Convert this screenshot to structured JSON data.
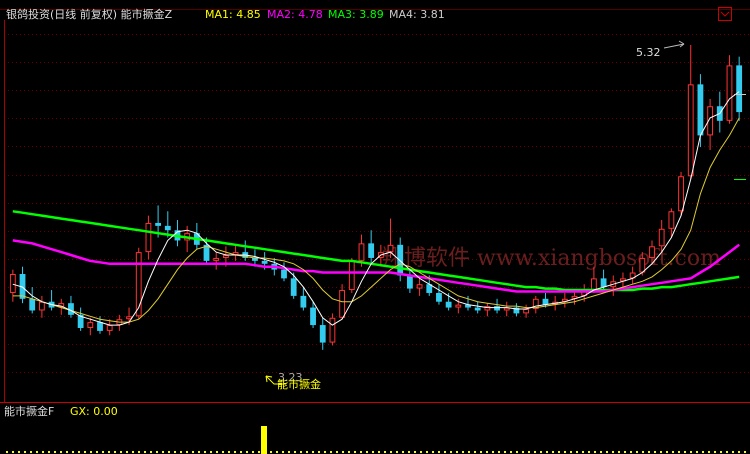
{
  "watermark": "翔博软件  www.xiangbosoft.com",
  "colors": {
    "up": "#ff3333",
    "down": "#33ccee",
    "ma1": "#ffffff",
    "ma2": "#ff00ff",
    "ma3": "#00ff00",
    "ma4": "#cccccc",
    "yellow_line": "#ddcc33",
    "title": "#dddddd",
    "signal": "#ffff00",
    "grid": "#660000"
  },
  "chart_data": {
    "type": "candlestick",
    "title": "银鸽投资(日线 前复权) 能市撅金Z",
    "legend": [
      {
        "label": "MA1:",
        "value": "4.85",
        "color": "#ffff00"
      },
      {
        "label": "MA2:",
        "value": "4.78",
        "color": "#ff00ff"
      },
      {
        "label": "MA3:",
        "value": "3.89",
        "color": "#00ff00"
      },
      {
        "label": "MA4:",
        "value": "3.81",
        "color": "#cccccc"
      }
    ],
    "sub_indicator": {
      "title": "能市撅金F",
      "label": "GX:",
      "value": "0.00",
      "color": "#ffff00"
    },
    "annotations": {
      "high_label": "5.32",
      "low_label": "3.23",
      "signal_label": "能市撅金"
    },
    "left_axis_mark": "",
    "grid_y": [
      34,
      62,
      90,
      118,
      146,
      175,
      203,
      231,
      259,
      287,
      316,
      344,
      372
    ],
    "y_range": [
      2.9,
      5.45
    ],
    "candles": [
      [
        3.62,
        3.78,
        3.56,
        3.75
      ],
      [
        3.75,
        3.8,
        3.55,
        3.58
      ],
      [
        3.58,
        3.66,
        3.48,
        3.5
      ],
      [
        3.5,
        3.6,
        3.45,
        3.56
      ],
      [
        3.56,
        3.64,
        3.5,
        3.52
      ],
      [
        3.52,
        3.58,
        3.47,
        3.55
      ],
      [
        3.55,
        3.6,
        3.45,
        3.47
      ],
      [
        3.47,
        3.52,
        3.36,
        3.38
      ],
      [
        3.38,
        3.45,
        3.33,
        3.42
      ],
      [
        3.42,
        3.46,
        3.34,
        3.36
      ],
      [
        3.36,
        3.44,
        3.33,
        3.4
      ],
      [
        3.4,
        3.47,
        3.36,
        3.44
      ],
      [
        3.44,
        3.52,
        3.4,
        3.46
      ],
      [
        3.46,
        3.93,
        3.44,
        3.9
      ],
      [
        3.9,
        4.15,
        3.85,
        4.1
      ],
      [
        4.1,
        4.22,
        4.0,
        4.08
      ],
      [
        4.08,
        4.18,
        4.0,
        4.05
      ],
      [
        4.05,
        4.12,
        3.94,
        3.98
      ],
      [
        3.98,
        4.08,
        3.9,
        4.03
      ],
      [
        4.03,
        4.1,
        3.92,
        3.95
      ],
      [
        3.95,
        4.0,
        3.82,
        3.84
      ],
      [
        3.84,
        3.9,
        3.78,
        3.86
      ],
      [
        3.86,
        3.94,
        3.8,
        3.88
      ],
      [
        3.88,
        3.95,
        3.84,
        3.9
      ],
      [
        3.9,
        3.98,
        3.84,
        3.86
      ],
      [
        3.86,
        3.92,
        3.8,
        3.84
      ],
      [
        3.84,
        3.9,
        3.78,
        3.82
      ],
      [
        3.82,
        3.86,
        3.74,
        3.78
      ],
      [
        3.78,
        3.83,
        3.7,
        3.72
      ],
      [
        3.72,
        3.76,
        3.58,
        3.6
      ],
      [
        3.6,
        3.66,
        3.5,
        3.52
      ],
      [
        3.52,
        3.56,
        3.38,
        3.4
      ],
      [
        3.4,
        3.45,
        3.23,
        3.28
      ],
      [
        3.28,
        3.48,
        3.26,
        3.45
      ],
      [
        3.45,
        3.68,
        3.44,
        3.64
      ],
      [
        3.64,
        3.86,
        3.62,
        3.84
      ],
      [
        3.84,
        4.02,
        3.8,
        3.96
      ],
      [
        3.96,
        4.05,
        3.82,
        3.86
      ],
      [
        3.86,
        3.95,
        3.8,
        3.9
      ],
      [
        3.9,
        4.13,
        3.86,
        3.95
      ],
      [
        3.95,
        4.0,
        3.7,
        3.74
      ],
      [
        3.74,
        3.78,
        3.62,
        3.65
      ],
      [
        3.65,
        3.72,
        3.6,
        3.68
      ],
      [
        3.68,
        3.74,
        3.6,
        3.62
      ],
      [
        3.62,
        3.68,
        3.54,
        3.56
      ],
      [
        3.56,
        3.62,
        3.5,
        3.52
      ],
      [
        3.52,
        3.58,
        3.48,
        3.54
      ],
      [
        3.54,
        3.6,
        3.5,
        3.52
      ],
      [
        3.52,
        3.56,
        3.48,
        3.5
      ],
      [
        3.5,
        3.55,
        3.46,
        3.53
      ],
      [
        3.53,
        3.58,
        3.48,
        3.5
      ],
      [
        3.5,
        3.56,
        3.46,
        3.52
      ],
      [
        3.52,
        3.55,
        3.46,
        3.48
      ],
      [
        3.48,
        3.54,
        3.45,
        3.51
      ],
      [
        3.51,
        3.6,
        3.48,
        3.58
      ],
      [
        3.58,
        3.62,
        3.52,
        3.54
      ],
      [
        3.54,
        3.6,
        3.5,
        3.56
      ],
      [
        3.56,
        3.62,
        3.52,
        3.58
      ],
      [
        3.58,
        3.64,
        3.54,
        3.6
      ],
      [
        3.6,
        3.68,
        3.56,
        3.64
      ],
      [
        3.64,
        3.8,
        3.62,
        3.72
      ],
      [
        3.72,
        3.78,
        3.62,
        3.66
      ],
      [
        3.66,
        3.74,
        3.6,
        3.7
      ],
      [
        3.7,
        3.76,
        3.64,
        3.72
      ],
      [
        3.72,
        3.8,
        3.68,
        3.76
      ],
      [
        3.76,
        3.9,
        3.74,
        3.86
      ],
      [
        3.86,
        3.98,
        3.82,
        3.94
      ],
      [
        3.94,
        4.12,
        3.9,
        4.06
      ],
      [
        4.06,
        4.2,
        4.0,
        4.18
      ],
      [
        4.18,
        4.45,
        4.15,
        4.42
      ],
      [
        4.42,
        5.32,
        4.4,
        5.05
      ],
      [
        5.05,
        5.12,
        4.62,
        4.7
      ],
      [
        4.7,
        4.95,
        4.6,
        4.9
      ],
      [
        4.9,
        5.0,
        4.72,
        4.8
      ],
      [
        4.8,
        5.25,
        4.78,
        5.18
      ],
      [
        5.18,
        5.24,
        4.8,
        4.86
      ]
    ],
    "ma_lines": {
      "ma3": [
        4.18,
        4.17,
        4.16,
        4.15,
        4.14,
        4.13,
        4.12,
        4.11,
        4.1,
        4.09,
        4.08,
        4.07,
        4.06,
        4.05,
        4.04,
        4.03,
        4.02,
        4.01,
        4.0,
        3.99,
        3.98,
        3.97,
        3.96,
        3.95,
        3.94,
        3.93,
        3.92,
        3.91,
        3.9,
        3.89,
        3.88,
        3.87,
        3.86,
        3.85,
        3.84,
        3.84,
        3.83,
        3.82,
        3.81,
        3.8,
        3.79,
        3.78,
        3.77,
        3.76,
        3.75,
        3.74,
        3.73,
        3.72,
        3.71,
        3.7,
        3.69,
        3.68,
        3.67,
        3.66,
        3.66,
        3.65,
        3.65,
        3.64,
        3.64,
        3.64,
        3.64,
        3.64,
        3.64,
        3.64,
        3.64,
        3.65,
        3.65,
        3.66,
        3.66,
        3.67,
        3.68,
        3.69,
        3.7,
        3.71,
        3.72,
        3.73
      ],
      "ma2": [
        3.98,
        3.97,
        3.96,
        3.94,
        3.92,
        3.9,
        3.88,
        3.86,
        3.84,
        3.83,
        3.82,
        3.82,
        3.82,
        3.82,
        3.82,
        3.82,
        3.82,
        3.82,
        3.82,
        3.82,
        3.82,
        3.82,
        3.82,
        3.82,
        3.82,
        3.81,
        3.8,
        3.8,
        3.79,
        3.78,
        3.77,
        3.77,
        3.76,
        3.76,
        3.76,
        3.76,
        3.76,
        3.76,
        3.76,
        3.76,
        3.75,
        3.74,
        3.73,
        3.72,
        3.71,
        3.7,
        3.69,
        3.68,
        3.67,
        3.66,
        3.65,
        3.64,
        3.63,
        3.63,
        3.63,
        3.63,
        3.63,
        3.63,
        3.63,
        3.63,
        3.63,
        3.63,
        3.64,
        3.65,
        3.66,
        3.67,
        3.68,
        3.69,
        3.7,
        3.71,
        3.72,
        3.76,
        3.8,
        3.85,
        3.9,
        3.95
      ],
      "ma1": [
        3.68,
        3.66,
        3.6,
        3.56,
        3.54,
        3.53,
        3.5,
        3.46,
        3.44,
        3.42,
        3.4,
        3.4,
        3.42,
        3.52,
        3.7,
        3.85,
        3.98,
        4.04,
        4.05,
        4.03,
        3.96,
        3.9,
        3.88,
        3.88,
        3.88,
        3.87,
        3.85,
        3.83,
        3.8,
        3.74,
        3.66,
        3.56,
        3.45,
        3.4,
        3.44,
        3.56,
        3.7,
        3.82,
        3.88,
        3.9,
        3.84,
        3.78,
        3.72,
        3.68,
        3.64,
        3.6,
        3.56,
        3.54,
        3.53,
        3.52,
        3.52,
        3.52,
        3.51,
        3.51,
        3.53,
        3.54,
        3.55,
        3.56,
        3.58,
        3.6,
        3.64,
        3.66,
        3.68,
        3.7,
        3.72,
        3.76,
        3.82,
        3.9,
        4.0,
        4.15,
        4.4,
        4.7,
        4.82,
        4.85,
        4.95,
        5.0
      ],
      "yellow": [
        3.6,
        3.6,
        3.58,
        3.56,
        3.54,
        3.52,
        3.5,
        3.48,
        3.46,
        3.44,
        3.43,
        3.42,
        3.42,
        3.44,
        3.5,
        3.58,
        3.68,
        3.78,
        3.86,
        3.92,
        3.94,
        3.92,
        3.9,
        3.88,
        3.87,
        3.86,
        3.86,
        3.85,
        3.84,
        3.82,
        3.78,
        3.72,
        3.64,
        3.58,
        3.56,
        3.56,
        3.6,
        3.66,
        3.72,
        3.78,
        3.82,
        3.8,
        3.76,
        3.72,
        3.68,
        3.64,
        3.6,
        3.58,
        3.56,
        3.55,
        3.54,
        3.53,
        3.53,
        3.52,
        3.52,
        3.53,
        3.54,
        3.55,
        3.56,
        3.58,
        3.6,
        3.62,
        3.64,
        3.66,
        3.68,
        3.7,
        3.73,
        3.78,
        3.84,
        3.92,
        4.05,
        4.3,
        4.48,
        4.6,
        4.7,
        4.82
      ]
    }
  }
}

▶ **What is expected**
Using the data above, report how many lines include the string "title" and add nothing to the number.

▶ **The completed task**
3